Ford has confirmed that plans for a new Focus RS have been scrapped, meaning that the fourth-generation Focus will top out at the 206kW ST hatchback for the foreseeable future.
A company statement reads: “As a result of pan-European emissions standards, increased CO2 taxation and the high cost of developing an RS with some form of electrification for a relatively low volume of vehicles, we are not planning another RS version of the Focus.”
The statement hints that Ford could have been some way in the stages of developing a hybrid drivetrain for any potential Mk4 Focus RS – something strongly rumoured as early as the launch of base versions of the fourth-generation car in 2018.
However, it’s unlikely that any hybrid power developments ever reached any prototype or testing phase, and our spy photographers have never caught a glimpse of any Mk4 Focus RS mules.
The Focus RS has been no stranger to variety. The first-generation car relied on turbocharged, 2.0-litre power sending drive to the front axle, before the second-generation model switched to a five-cylinder unit. The previous Focus RS returned to four-cylinder power, but adopted an all-wheel-drive system incorporating a new ‘drift mode,’ too.

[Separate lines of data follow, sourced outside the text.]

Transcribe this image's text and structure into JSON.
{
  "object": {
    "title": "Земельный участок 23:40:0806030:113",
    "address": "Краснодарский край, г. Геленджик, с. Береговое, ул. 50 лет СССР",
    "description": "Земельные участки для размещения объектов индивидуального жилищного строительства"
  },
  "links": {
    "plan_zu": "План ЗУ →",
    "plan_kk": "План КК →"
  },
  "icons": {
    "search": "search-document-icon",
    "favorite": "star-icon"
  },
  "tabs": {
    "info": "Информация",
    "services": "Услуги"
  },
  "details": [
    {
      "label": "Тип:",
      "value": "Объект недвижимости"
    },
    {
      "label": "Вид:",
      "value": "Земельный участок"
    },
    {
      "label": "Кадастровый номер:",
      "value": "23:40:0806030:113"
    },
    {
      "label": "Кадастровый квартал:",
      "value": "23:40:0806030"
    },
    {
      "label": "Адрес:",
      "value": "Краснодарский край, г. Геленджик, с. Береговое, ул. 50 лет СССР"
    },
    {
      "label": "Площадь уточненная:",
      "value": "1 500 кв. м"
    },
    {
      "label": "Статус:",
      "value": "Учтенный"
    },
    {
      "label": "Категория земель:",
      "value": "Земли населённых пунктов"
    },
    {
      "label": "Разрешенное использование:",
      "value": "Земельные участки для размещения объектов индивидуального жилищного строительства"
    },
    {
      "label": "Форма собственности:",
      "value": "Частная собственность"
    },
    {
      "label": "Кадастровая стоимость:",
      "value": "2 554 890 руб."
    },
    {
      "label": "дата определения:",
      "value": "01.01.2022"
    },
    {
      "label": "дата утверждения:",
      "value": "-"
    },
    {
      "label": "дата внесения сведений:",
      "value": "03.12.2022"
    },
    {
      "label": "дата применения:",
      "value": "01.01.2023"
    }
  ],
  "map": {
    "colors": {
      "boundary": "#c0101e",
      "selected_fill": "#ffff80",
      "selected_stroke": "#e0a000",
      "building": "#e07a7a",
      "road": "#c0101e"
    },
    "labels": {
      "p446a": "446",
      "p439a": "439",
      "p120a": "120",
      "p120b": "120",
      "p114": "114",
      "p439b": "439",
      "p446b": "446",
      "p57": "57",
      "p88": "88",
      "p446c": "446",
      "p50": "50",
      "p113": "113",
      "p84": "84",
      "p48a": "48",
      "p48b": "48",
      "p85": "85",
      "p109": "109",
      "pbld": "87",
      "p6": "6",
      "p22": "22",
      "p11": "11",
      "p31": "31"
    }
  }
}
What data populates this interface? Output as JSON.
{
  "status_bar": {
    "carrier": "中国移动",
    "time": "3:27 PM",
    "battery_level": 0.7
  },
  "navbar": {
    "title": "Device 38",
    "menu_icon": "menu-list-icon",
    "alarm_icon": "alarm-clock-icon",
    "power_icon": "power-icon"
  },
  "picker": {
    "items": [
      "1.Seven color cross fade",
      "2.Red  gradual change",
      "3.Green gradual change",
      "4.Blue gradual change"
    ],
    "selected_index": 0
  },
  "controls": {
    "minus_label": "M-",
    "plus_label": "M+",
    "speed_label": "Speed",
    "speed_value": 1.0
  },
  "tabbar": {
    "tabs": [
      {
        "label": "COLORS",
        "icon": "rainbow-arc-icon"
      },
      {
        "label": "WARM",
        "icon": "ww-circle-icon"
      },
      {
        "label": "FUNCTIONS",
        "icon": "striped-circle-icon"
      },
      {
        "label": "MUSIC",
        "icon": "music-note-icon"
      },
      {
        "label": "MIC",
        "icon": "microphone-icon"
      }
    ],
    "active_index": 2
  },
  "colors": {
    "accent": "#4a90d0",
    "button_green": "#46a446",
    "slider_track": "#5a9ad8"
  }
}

However, Ford’s statement confirms that hybrid power in the RS – a CO2 reducing move – was not deemed possible.
The RS badge has been used across all generations of the Escort and Focus hatchbacks in one way or another, but the statement applies specifically to this generation Focus, suggesting that Ford could look to reuse the badge in the future, where it deems it appropriate.
“We remain committed to Ford Performance vehicles in Europe as part of our DNA with cars like the multi-award winning Focus and Fiesta ST as well as our Mustang and Ranger Raptor models,” the statement concludes.